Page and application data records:
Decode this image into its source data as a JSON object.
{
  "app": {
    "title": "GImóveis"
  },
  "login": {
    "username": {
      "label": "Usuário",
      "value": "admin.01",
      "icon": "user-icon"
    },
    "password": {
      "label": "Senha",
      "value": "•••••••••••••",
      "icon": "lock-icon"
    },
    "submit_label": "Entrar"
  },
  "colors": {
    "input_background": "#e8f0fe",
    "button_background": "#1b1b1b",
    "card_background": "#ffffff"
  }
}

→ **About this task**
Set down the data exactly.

→ **Output for this exercise**
Decode this image into its source data as a JSON object.
{
  "app": {
    "title": "GImóveis"
  },
  "login": {
    "username": {
      "label": "Usuário",
      "value": "admin.01",
      "icon": "user-icon"
    },
    "password": {
      "label": "Senha",
      "value": "•••••••••••••",
      "icon": "lock-icon"
    },
    "submit_label": "Entrar"
  },
  "colors": {
    "input_background": "#e8f0fe",
    "button_background": "#1b1b1b",
    "card_background": "#ffffff"
  }
}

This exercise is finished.